What is the plot of Chains, by Laurie Halse Anderson?

Expert Answers info

belarafon eNotes educator | Certified Educator

calendarEducator since 2011

write2,867 answers

starTop subjects are Literature, Science, and History

Here is a brief summary of Chains, by Laurie Halse Anderson.

Isabel is a young slave living in the time of the Revolutionary War. She is promised freedom when her owner dies, but instead she and her sister Ruth are purchased by the Locktons, a wealthy and cruel couple living in New York. As she lives through her life as a slave, Isabel meets Curzon, a slave boy, who offers to help her through the Patriots, who are fighting to free the United States from England. The Locktons are secretly Loyalists, pretending to be Patriots so they can continue to live their upper-class lives.
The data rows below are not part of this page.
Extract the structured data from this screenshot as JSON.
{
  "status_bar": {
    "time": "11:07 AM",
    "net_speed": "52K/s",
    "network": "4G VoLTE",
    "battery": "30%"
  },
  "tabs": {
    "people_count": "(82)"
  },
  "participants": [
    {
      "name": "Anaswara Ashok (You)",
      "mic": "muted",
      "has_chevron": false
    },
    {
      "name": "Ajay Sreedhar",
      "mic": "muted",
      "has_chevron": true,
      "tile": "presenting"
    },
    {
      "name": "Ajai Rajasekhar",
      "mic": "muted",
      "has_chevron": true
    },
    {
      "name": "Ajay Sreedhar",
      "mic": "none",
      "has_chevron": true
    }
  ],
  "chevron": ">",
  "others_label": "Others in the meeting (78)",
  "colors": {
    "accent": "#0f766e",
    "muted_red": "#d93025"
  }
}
"London? Never!" exclaimed Lockton. "England offers us nothing but taxes, stamps, and bloodshed."

"How odd. Word from Boston is that you still lick the King's boots."

Madam drew in her breath sharply but said nothing.

"Why do you insult me, sir?" Lockton replied.
(Anderson, Chains, Google Books)

Isabel discovers that the Locktons are part of a plan to assassinate George Washington, and turns Mr. Lockton in to the Patriots. He escapes, leaving Mrs. Lockton behind; she becomes increasingly cruel to Isabel, and finally sends Ruth to Charleston. During this time, New York is occupied by the British, who take some of the Patriots prisoner, including Curzon. Isabel helps the movement by sneaking the Patriots food, but is discovered by Mrs. Lockton. Isabel decides to escape and travel to Charleston to find Ruth, but hesitates to leave Curzon behind. Finally, Isabel uses the distraction of the Queen's birthday party to break Curzon out and steal a boat. They row across the Jersey River and Isabel collapses from exhaustion; when she wakes up, she and Curzon are safe and free, ready to go to Charleston and rescue Ruth.

One interesting thing about the book is that each chapter begins with quoted historical material. This allows insight into the norms and customs of the 1700s, as well as allowing the reader to better understand how people thought and acted.

check Approved by eNotes Editorial

Unlock This Answer Now